State Attorney General Greg Abbott issued a response on November 25 to a motion filed by the plaintiffs in the Texas equal marriage case asking Judge Orlando L. Garcia to lift the stay he imposed in February after finding the state’s ban on same-sex marriage unconstitutional.
The motion was filed on November 24 by attorneys from Akin Gump on behalf of Mark Phariss and his partner Vic Holmes of Plano, and Cleopatra DeLeon and Nicole Dimetman from Austin.
In his response, Abbot writes:
The plaintiffs’ unfounded challenge to this Court’s decision to stay the execution of the preliminary injunction should be denied for several reasons. The plaintiffs’ motion is untimely, coming nine months after the Court’s unopposed stay and at the cusp of expedited oral arguments in the Fifth Circuit. The motion is also out of order, since the Court stayed the entire case pending appeal and the plaintiffs have not sought to reopen the case.
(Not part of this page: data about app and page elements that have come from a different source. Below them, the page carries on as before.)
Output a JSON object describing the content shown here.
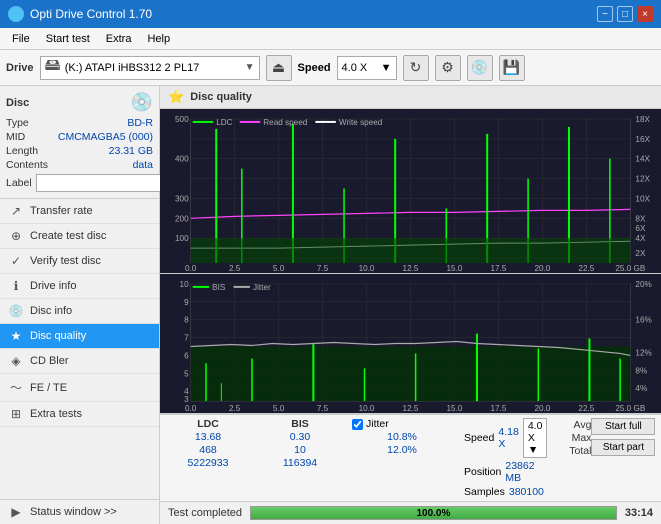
{
  "titlebar": {
    "title": "Opti Drive Control 1.70",
    "min_label": "−",
    "max_label": "□",
    "close_label": "×"
  },
  "menu": {
    "items": [
      "File",
      "Start test",
      "Extra",
      "Help"
    ]
  },
  "toolbar": {
    "drive_label": "Drive",
    "drive_value": "(K:) ATAPI iHBS312 2 PL17",
    "speed_label": "Speed",
    "speed_value": "4.0 X"
  },
  "disc": {
    "type_label": "Type",
    "type_value": "BD-R",
    "mid_label": "MID",
    "mid_value": "CMCMAGBA5 (000)",
    "length_label": "Length",
    "length_value": "23.31 GB",
    "contents_label": "Contents",
    "contents_value": "data",
    "label_label": "Label",
    "label_placeholder": ""
  },
  "nav": {
    "items": [
      {
        "id": "transfer-rate",
        "label": "Transfer rate",
        "icon": "↗"
      },
      {
        "id": "create-test-disc",
        "label": "Create test disc",
        "icon": "⊕"
      },
      {
        "id": "verify-test-disc",
        "label": "Verify test disc",
        "icon": "✓"
      },
      {
        "id": "drive-info",
        "label": "Drive info",
        "icon": "ℹ"
      },
      {
        "id": "disc-info",
        "label": "Disc info",
        "icon": "💿"
      },
      {
        "id": "disc-quality",
        "label": "Disc quality",
        "icon": "★",
        "active": true
      },
      {
        "id": "cd-bler",
        "label": "CD Bler",
        "icon": "◈"
      },
      {
        "id": "fe-te",
        "label": "FE / TE",
        "icon": "〜"
      },
      {
        "id": "extra-tests",
        "label": "Extra tests",
        "icon": "⊞"
      }
    ],
    "status_window": "Status window >>"
  },
  "disc_quality": {
    "title": "Disc quality",
    "chart1": {
      "legend": [
        {
          "label": "LDC",
          "color": "#00ff00"
        },
        {
          "label": "Read speed",
          "color": "#ff00ff"
        },
        {
          "label": "Write speed",
          "color": "#ffffff"
        }
      ],
      "y_max": 500,
      "y_right_labels": [
        "18X",
        "16X",
        "14X",
        "12X",
        "10X",
        "8X",
        "6X",
        "4X",
        "2X"
      ],
      "x_labels": [
        "0.0",
        "2.5",
        "5.0",
        "7.5",
        "10.0",
        "12.5",
        "15.0",
        "17.5",
        "20.0",
        "22.5",
        "25.0 GB"
      ]
    },
    "chart2": {
      "legend": [
        {
          "label": "BIS",
          "color": "#00ff00"
        },
        {
          "label": "Jitter",
          "color": "#ffffff"
        }
      ],
      "y_max": 10,
      "y_right_labels": [
        "20%",
        "16%",
        "12%",
        "8%",
        "4%"
      ],
      "x_labels": [
        "0.0",
        "2.5",
        "5.0",
        "7.5",
        "10.0",
        "12.5",
        "15.0",
        "17.5",
        "20.0",
        "22.5",
        "25.0 GB"
      ]
    },
    "stats": {
      "headers": [
        "LDC",
        "BIS",
        "Jitter",
        "Speed",
        ""
      ],
      "avg_label": "Avg",
      "avg_ldc": "13.68",
      "avg_bis": "0.30",
      "avg_jitter": "10.8%",
      "avg_speed": "4.18 X",
      "max_label": "Max",
      "max_ldc": "468",
      "max_bis": "10",
      "max_jitter": "12.0%",
      "position_label": "Position",
      "position_value": "23862 MB",
      "total_label": "Total",
      "total_ldc": "5222933",
      "total_bis": "116394",
      "samples_label": "Samples",
      "samples_value": "380100",
      "speed_select": "4.0 X",
      "jitter_checked": true,
      "jitter_label": "Jitter"
    },
    "buttons": {
      "start_full": "Start full",
      "start_part": "Start part"
    }
  },
  "statusbar": {
    "status_text": "Test completed",
    "progress": 100,
    "progress_label": "100.0%",
    "time": "33:14"
  }
}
The plaintiffs requested relief is also jurisdictionally barred because it would interfere with the Fifth Circuit’s appellate jurisdiction and it would alter the status quo while the case is on appeal.
The impropriety of the plaintiffs’ motion is matched by the weakness of their substantive arguments. The sole purported basis for their request — the Supreme Court’s denial of certiorari in other same-sex marriage cases — has no constitutional significance, as they admit, and it actually cuts against their argument for lifting the stay. Furthermore, the plaintiffs’ alleged harms are speculative or have already been considered by the Court.
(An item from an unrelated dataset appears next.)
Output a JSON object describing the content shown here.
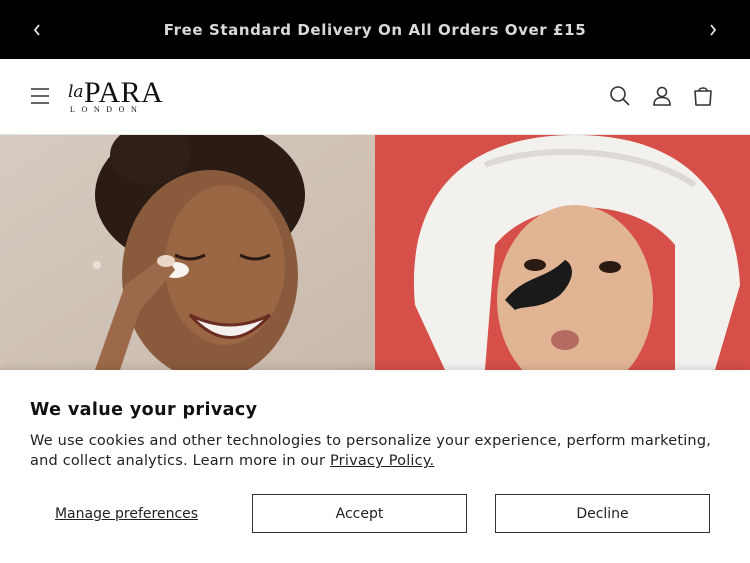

The couples filed their original federal lawsuit challenging the state’s marriage ban on October 28, 2013 in San Antonio. On November 22 of that year, the they sought a preliminary injunction to bar Texas from enforcing the ban. Their case went to court on February 11 of this year.
Two weeks after the hearing, Judge Garcia declared Texas’ ban on same-sex marriage unconstitutional. Garcia issued a stay which has been in effect while the state prepares its appeal to the US Court of Appeals for the Fifth Circuit in New Orleans, where it will be heard in January.
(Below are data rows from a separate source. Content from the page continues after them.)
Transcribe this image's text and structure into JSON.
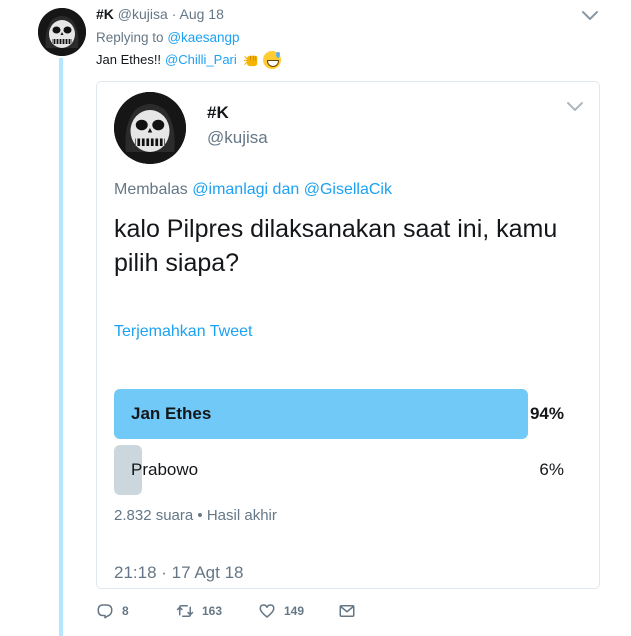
{
  "tweet": {
    "author_name": "#K",
    "author_handle": "@kujisa",
    "separator": "·",
    "date": "Aug 18",
    "replying_label": "Replying to",
    "replying_to": "@kaesangp",
    "text": "Jan Ethes!!",
    "mention": "@Chilli_Pari",
    "emoji": [
      "oncoming-fist",
      "grinning-face-with-sweat"
    ]
  },
  "quoted": {
    "author_name": "#K",
    "author_handle": "@kujisa",
    "replying_label": "Membalas",
    "replying_to_1": "@imanlagi",
    "replying_conj": "dan",
    "replying_to_2": "@GisellaCik",
    "text": "kalo Pilpres dilaksanakan saat ini, kamu pilih siapa?",
    "translate_link": "Terjemahkan Tweet",
    "poll": {
      "options": [
        {
          "label": "Jan Ethes",
          "percent_label": "94%",
          "percent": 94
        },
        {
          "label": "Prabowo",
          "percent_label": "6%",
          "percent": 6
        }
      ],
      "votes": "2.832 suara",
      "meta_separator": "•",
      "status": "Hasil akhir"
    },
    "timestamp": "21:18 · 17 Agt 18"
  },
  "actions": {
    "reply_count": "8",
    "retweet_count": "163",
    "like_count": "149"
  },
  "colors": {
    "accent": "#1da1f2",
    "poll_winner": "#71c9f8",
    "poll_other": "#ccd6dd",
    "thread_line": "#b4e7ff",
    "muted_text": "#657786"
  },
  "icons": [
    "chevron-down-icon",
    "reply-icon",
    "retweet-icon",
    "heart-icon",
    "envelope-icon"
  ]
}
“The judge could decide something very soon,” Neel Lane of Akin Gump told Towleroad.com. “I think there’s a good chance he’ll lift the stay.”
Daniel Williams, a legislative specialist and field organizer for Equality Texas, told Out in SA that if Judge Garcia lifts the stay there is still another hurdle for couples who would want to marry right away.
“If a marriage window opens up there will be a 72 hour waiting period between obtaining the license and getting married unless it is waived by a judge from family court, the state supreme court, the court of criminal appeals, a county judge or a state appeals court judge.”
Update: (4:49 p.m. Nov. 26, 2014) The plaintiffs filed a reply to Attorney General Abbot’s response late in the day.